:: Problem to solve ::
The finished copy should hold every entry exactly as given, and no pictures.

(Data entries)

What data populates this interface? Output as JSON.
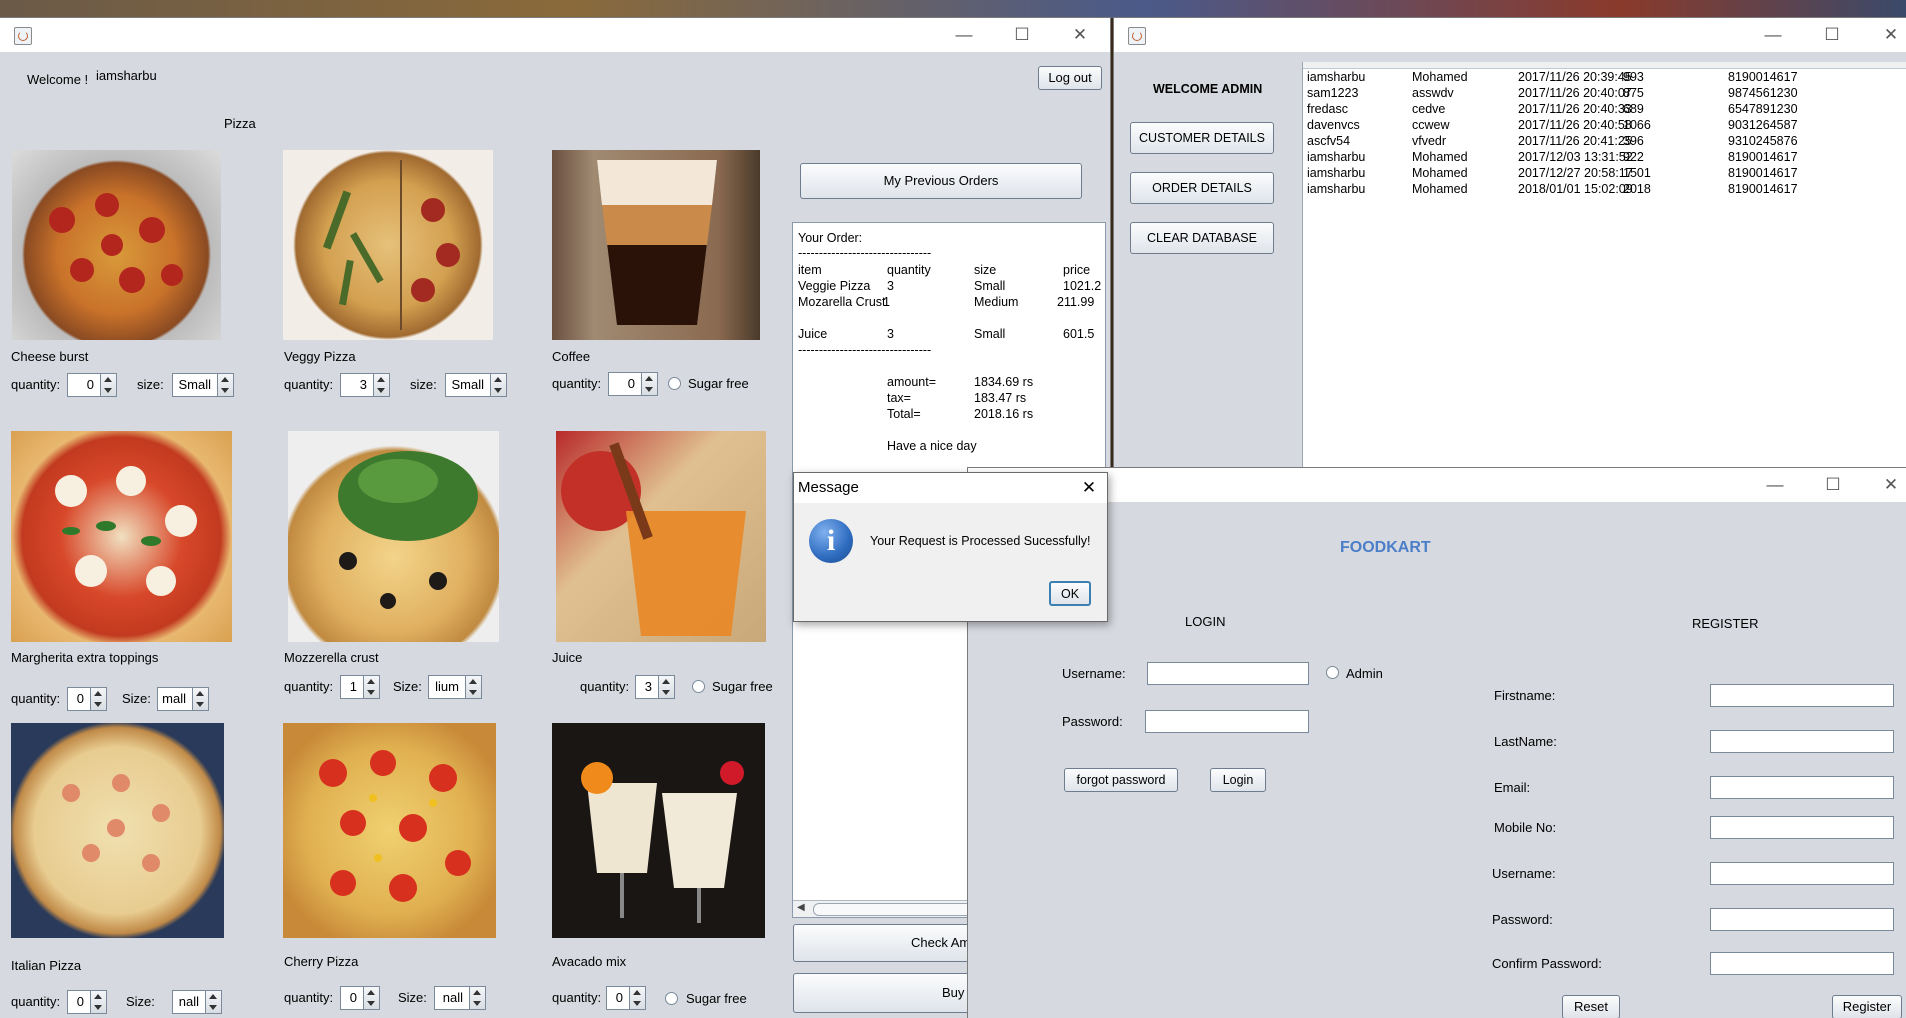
{
  "colors": {
    "window_bg": "#d6d9df",
    "foodkart_accent": "#4b7ec9",
    "info_icon": "#2e6bbf"
  },
  "customer": {
    "welcome_label": "Welcome !",
    "username": "iamsharbu",
    "logout_label": "Log out",
    "section_label": "Pizza",
    "prev_orders_label": "My Previous Orders",
    "check_amount_label": "Check Amo",
    "buy_label": "Buy",
    "qty_label": "quantity:",
    "size_label_lower": "size:",
    "size_label_upper": "Size:",
    "sugar_label": "Sugar free",
    "items": [
      {
        "name": "Cheese burst",
        "qty": "0",
        "size": "Small"
      },
      {
        "name": "Veggy Pizza",
        "qty": "3",
        "size": "Small"
      },
      {
        "name": "Coffee",
        "qty": "0"
      },
      {
        "name": "Margherita extra toppings",
        "qty": "0",
        "size": "mall"
      },
      {
        "name": "Mozzerella crust",
        "qty": "1",
        "size": "lium"
      },
      {
        "name": "Juice",
        "qty": "3"
      },
      {
        "name": "Italian Pizza",
        "qty": "0",
        "size": "nall"
      },
      {
        "name": "Cherry Pizza",
        "qty": "0",
        "size": "nall"
      },
      {
        "name": "Avacado mix",
        "qty": "0"
      }
    ],
    "order": {
      "heading": "Your Order:",
      "divider": "--------------------------------",
      "headers": [
        "item",
        "quantity",
        "size",
        "price"
      ],
      "lines": [
        [
          "Veggie Pizza",
          "3",
          "Small",
          "1021.2"
        ],
        [
          "Mozarella Crust",
          "1",
          "Medium",
          "211.99"
        ],
        [
          "Juice",
          "3",
          "Small",
          "601.5"
        ]
      ],
      "amount_label": "amount=",
      "amount": "1834.69 rs",
      "tax_label": "tax=",
      "tax": "183.47 rs",
      "total_label": "Total=",
      "total": "2018.16 rs",
      "footer": "Have a nice day"
    }
  },
  "admin": {
    "welcome": "WELCOME ADMIN",
    "buttons": [
      "CUSTOMER DETAILS",
      "ORDER DETAILS",
      "CLEAR DATABASE"
    ],
    "rows": [
      [
        "iamsharbu",
        "Mohamed",
        "2017/11/26 20:39:45",
        "993",
        "8190014617"
      ],
      [
        "sam1223",
        "asswdv",
        "2017/11/26 20:40:07",
        "875",
        "9874561230"
      ],
      [
        "fredasc",
        "cedve",
        "2017/11/26 20:40:33",
        "689",
        "6547891230"
      ],
      [
        "davenvcs",
        "ccwew",
        "2017/11/26 20:40:58",
        "1066",
        "9031264587"
      ],
      [
        "ascfv54",
        "vfvedr",
        "2017/11/26 20:41:25",
        "396",
        "9310245876"
      ],
      [
        "iamsharbu",
        "Mohamed",
        "2017/12/03 13:31:52",
        "922",
        "8190014617"
      ],
      [
        "iamsharbu",
        "Mohamed",
        "2017/12/27 20:58:17",
        "1501",
        "8190014617"
      ],
      [
        "iamsharbu",
        "Mohamed",
        "2018/01/01 15:02:09",
        "2018",
        "8190014617"
      ]
    ]
  },
  "dialog": {
    "title": "Message",
    "text": "Your Request is Processed Sucessfully!",
    "ok": "OK",
    "info_glyph": "i"
  },
  "login": {
    "brand": "FOODKART",
    "login_heading": "LOGIN",
    "register_heading": "REGISTER",
    "username_label": "Username:",
    "password_label": "Password:",
    "admin_label": "Admin",
    "forgot_label": "forgot password",
    "login_button": "Login",
    "reg_fields": [
      "Firstname:",
      "LastName:",
      "Email:",
      "Mobile No:",
      "Username:",
      "Password:",
      "Confirm Password:"
    ],
    "reset_label": "Reset",
    "register_label": "Register"
  }
}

:: Task solution ::
What data populates this interface? Output as JSON.
{
  "colors": {
    "window_bg": "#d6d9df",
    "foodkart_accent": "#4b7ec9",
    "info_icon": "#2e6bbf"
  },
  "customer": {
    "welcome_label": "Welcome !",
    "username": "iamsharbu",
    "logout_label": "Log out",
    "section_label": "Pizza",
    "prev_orders_label": "My Previous Orders",
    "check_amount_label": "Check Amo",
    "buy_label": "Buy",
    "qty_label": "quantity:",
    "size_label_lower": "size:",
    "size_label_upper": "Size:",
    "sugar_label": "Sugar free",
    "items": [
      {
        "name": "Cheese burst",
        "qty": "0",
        "size": "Small"
      },
      {
        "name": "Veggy Pizza",
        "qty": "3",
        "size": "Small"
      },
      {
        "name": "Coffee",
        "qty": "0"
      },
      {
        "name": "Margherita extra toppings",
        "qty": "0",
        "size": "mall"
      },
      {
        "name": "Mozzerella crust",
        "qty": "1",
        "size": "lium"
      },
      {
        "name": "Juice",
        "qty": "3"
      },
      {
        "name": "Italian Pizza",
        "qty": "0",
        "size": "nall"
      },
      {
        "name": "Cherry Pizza",
        "qty": "0",
        "size": "nall"
      },
      {
        "name": "Avacado mix",
        "qty": "0"
      }
    ],
    "order": {
      "heading": "Your Order:",
      "divider": "--------------------------------",
      "headers": [
        "item",
        "quantity",
        "size",
        "price"
      ],
      "lines": [
        [
          "Veggie Pizza",
          "3",
          "Small",
          "1021.2"
        ],
        [
          "Mozarella Crust",
          "1",
          "Medium",
          "211.99"
        ],
        [
          "Juice",
          "3",
          "Small",
          "601.5"
        ]
      ],
      "amount_label": "amount=",
      "amount": "1834.69 rs",
      "tax_label": "tax=",
      "tax": "183.47 rs",
      "total_label": "Total=",
      "total": "2018.16 rs",
      "footer": "Have a nice day"
    }
  },
  "admin": {
    "welcome": "WELCOME ADMIN",
    "buttons": [
      "CUSTOMER DETAILS",
      "ORDER DETAILS",
      "CLEAR DATABASE"
    ],
    "rows": [
      [
        "iamsharbu",
        "Mohamed",
        "2017/11/26 20:39:45",
        "993",
        "8190014617"
      ],
      [
        "sam1223",
        "asswdv",
        "2017/11/26 20:40:07",
        "875",
        "9874561230"
      ],
      [
        "fredasc",
        "cedve",
        "2017/11/26 20:40:33",
        "689",
        "6547891230"
      ],
      [
        "davenvcs",
        "ccwew",
        "2017/11/26 20:40:58",
        "1066",
        "9031264587"
      ],
      [
        "ascfv54",
        "vfvedr",
        "2017/11/26 20:41:25",
        "396",
        "9310245876"
      ],
      [
        "iamsharbu",
        "Mohamed",
        "2017/12/03 13:31:52",
        "922",
        "8190014617"
      ],
      [
        "iamsharbu",
        "Mohamed",
        "2017/12/27 20:58:17",
        "1501",
        "8190014617"
      ],
      [
        "iamsharbu",
        "Mohamed",
        "2018/01/01 15:02:09",
        "2018",
        "8190014617"
      ]
    ]
  },
  "dialog": {
    "title": "Message",
    "text": "Your Request is Processed Sucessfully!",
    "ok": "OK",
    "info_glyph": "i"
  },
  "login": {
    "brand": "FOODKART",
    "login_heading": "LOGIN",
    "register_heading": "REGISTER",
    "username_label": "Username:",
    "password_label": "Password:",
    "admin_label": "Admin",
    "forgot_label": "forgot password",
    "login_button": "Login",
    "reg_fields": [
      "Firstname:",
      "LastName:",
      "Email:",
      "Mobile No:",
      "Username:",
      "Password:",
      "Confirm Password:"
    ],
    "reset_label": "Reset",
    "register_label": "Register"
  }
}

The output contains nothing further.